My thoughts:

This is the first book I have read by Rhys Bowen and I have to say I am not in the least disappointed with this story. I picked this up from the sixteenth in the series and while there were some holes for me about the character’s lives and what-not, this still made a great stand alone. I do love a good mystery and adventure. I got both in this story and more.

I will begin with the atmosphere and period of the story. I loved it. I felt I was taken back to the 1900’s and the author gives a truly wonderful sense of time and place. And the historical aspects of the story were marvelously written. Just the right touch and not over-whelming.

The plot was suspenseful and really had me biting my nails at times! Can you imagine believing someone you love is in a certain location and then you come to find out they are somewhere else and their life may be in danger? Then you receive a cryptic letter from them. How cool is that?! Makes for a great premise.

Enjoyable characters, splendid backdrop of the earthquake in San Francisco, adventure, suspense in all the right places, intrigue, and entertaining dialogue!

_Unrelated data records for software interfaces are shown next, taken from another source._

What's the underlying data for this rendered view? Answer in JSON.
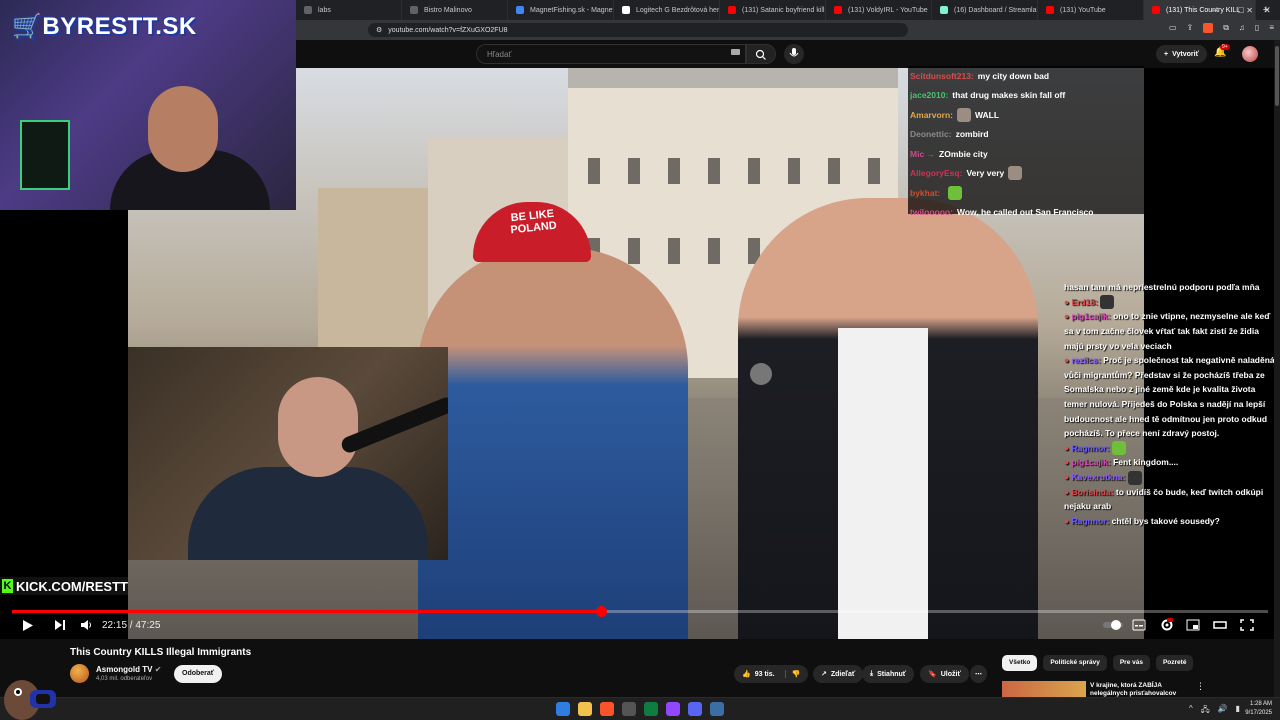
{
  "browser": {
    "tabs": [
      {
        "label": "labs",
        "color": "#5f6368",
        "active": false
      },
      {
        "label": "Bistro Malinovo",
        "color": "#5f6368",
        "active": false
      },
      {
        "label": "MagnetFishing.sk - Magnety",
        "color": "#4285f4",
        "active": false
      },
      {
        "label": "Logitech G Bezdrôtová herní",
        "color": "#ffffff",
        "active": false
      },
      {
        "label": "(131) Satanic boyfriend kills gi",
        "color": "#ff0000",
        "active": false
      },
      {
        "label": "(131) VoldyIRL - YouTube",
        "color": "#ff0000",
        "active": false
      },
      {
        "label": "(16) Dashboard / Streamlabs",
        "color": "#80f5d2",
        "active": false
      },
      {
        "label": "(131) YouTube",
        "color": "#ff0000",
        "active": false
      },
      {
        "label": "(131) This Country KILL",
        "color": "#ff0000",
        "active": true
      }
    ],
    "url": "youtube.com/watch?v=fZXuGXO2FU8"
  },
  "youtube": {
    "search_placeholder": "Hľadať",
    "create_label": "Vytvoriť",
    "notif_count": "9+"
  },
  "stream": {
    "logo_text": "BYRESTT.SK",
    "kick_text": "KICK.COM/RESTT",
    "cap_text": "BE LIKE POLAND"
  },
  "chat_top": [
    {
      "user": "Scitdunsoft213:",
      "color": "#d94b4b",
      "msg": "my city down bad"
    },
    {
      "user": "jace2010:",
      "color": "#49c46a",
      "msg": "that drug makes skin fall off"
    },
    {
      "user": "Amarvorn:",
      "color": "#e1a84a",
      "msg": "WALL"
    },
    {
      "user": "Deonettic:",
      "color": "#8a8a8a",
      "msg": "zombird"
    },
    {
      "user": "Mic →",
      "color": "#c94c8a",
      "msg": "ZOmbie city"
    },
    {
      "user": "AllegoryEsq:",
      "color": "#cc3355",
      "msg": "Very very"
    },
    {
      "user": "bykhat:",
      "color": "#d14b2c",
      "msg": ""
    },
    {
      "user": "twilooooo:",
      "color": "#d14b8a",
      "msg": "Wow, he called out San Francisco"
    }
  ],
  "chat_bottom": [
    {
      "user": "",
      "color": "#ffffff",
      "msg": "hasan tam má nepriestrelnú podporu podľa mňa"
    },
    {
      "user": "Erd18:",
      "color": "#d94b4b",
      "msg": ""
    },
    {
      "user": "pig1cajik:",
      "color": "#d946b8",
      "msg": "ono to znie vtipne, nezmyselne ale keď sa v tom začne človek vŕtať tak fakt zistí že židia majú prsty vo vela veciach"
    },
    {
      "user": "rezilcs:",
      "color": "#8a5cff",
      "msg": "Proč je společnost tak negativně naladěná vůči migrantům? Představ si že pocházíš třeba ze Somalska nebo z jiné země kde je kvalita života temer nulová. Přijedeš do Polska s nadějí na lepší budoucnost ale hned tě odmítnou jen proto odkud pocházíš. To přece není zdravý postoj."
    },
    {
      "user": "Ragnnor:",
      "color": "#6b5cff",
      "msg": ""
    },
    {
      "user": "pig1cajik:",
      "color": "#d946b8",
      "msg": "Fent kingdom...."
    },
    {
      "user": "Kavexrutkna:",
      "color": "#8a5cff",
      "msg": ""
    },
    {
      "user": "Borisinda:",
      "color": "#d94b4b",
      "msg": "to uvidíš čo bude, keď twitch odkúpi nejaku arab"
    },
    {
      "user": "Ragnnor:",
      "color": "#6b5cff",
      "msg": "chtěl bys takové sousedy?"
    }
  ],
  "player": {
    "current_time": "22:15",
    "duration": "47:25",
    "progress_fraction": 0.469
  },
  "video_info": {
    "title": "This Country KILLS Illegal Immigrants",
    "channel": "Asmongold TV",
    "subs": "4,03 mil. odberateľov",
    "subscribe_label": "Odoberať",
    "likes": "93 tis.",
    "share_label": "Zdieľať",
    "download_label": "Stiahnuť",
    "save_label": "Uložiť"
  },
  "chips": [
    "Všetko",
    "Politické správy",
    "Pre vás",
    "Pozreté"
  ],
  "recommendation": {
    "title": "V krajine, ktorá ZABÍJA nelegálnych prisťahovalcov"
  },
  "taskbar": {
    "time": "1:28 AM",
    "date": "9/17/2025",
    "apps": [
      "#2f7de1",
      "#f2c14e",
      "#fb542b",
      "#555555",
      "#107c41",
      "#9146ff",
      "#5865f2",
      "#3a6ea5"
    ]
  }
}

I can’t wait to read what happens next!

I am now a fan of Molly Murphy and will be picking up this series from the beginning!

I received a copy through NetGalley for an honest review.

Stephanie M. Hopkins

Book Review: Murder Comes Calling by C.S. Challinor

Murder comes calling

When four murders take place in a secluded English community, Scottish barrister Rex Graves is called on to lend his investigatory expertise. The only link between the victims is that their homes were up for sale. But when the local authorities arrest a shady house agent, letters written in blood on the bodies tip Rex off to a different kind of killer.

Digging into the past, Rex discovers that the victims were not who they appeared to be. For the first time, he’s not up against a lone operator. With his fiancee away on a cruise, Rex must race to solve the murder before she catches him indulging his forbidden crime-solving hobby . . . or before he becomes the latest victim.

My thoughts:

After reading this story, I was really torn with writing this review. While this story has much to recommend it, I wasn’t really thrilled with it. It was an okay read for me.

Rex Graves was about the only commendable character in the story and Malcolm annoyed me to no end. Rex is the perfect sleuth. Though Malcolm annoyed me, I sympathized with his situation. When Rex came on the scene, he pushed Malcolm to-get with it-if you will.

I love a good murder mystery and while the premise was interesting and I did become intrigued how the plot unfolds, I found several of the parts to be uninteresting. I wanted to be drawn in more. I might go back to the story in the future and see if my feelings change.

I rated this book three stars.

I received a copy of this book from NetGalley for an honest review.

Stephanie M. Hopins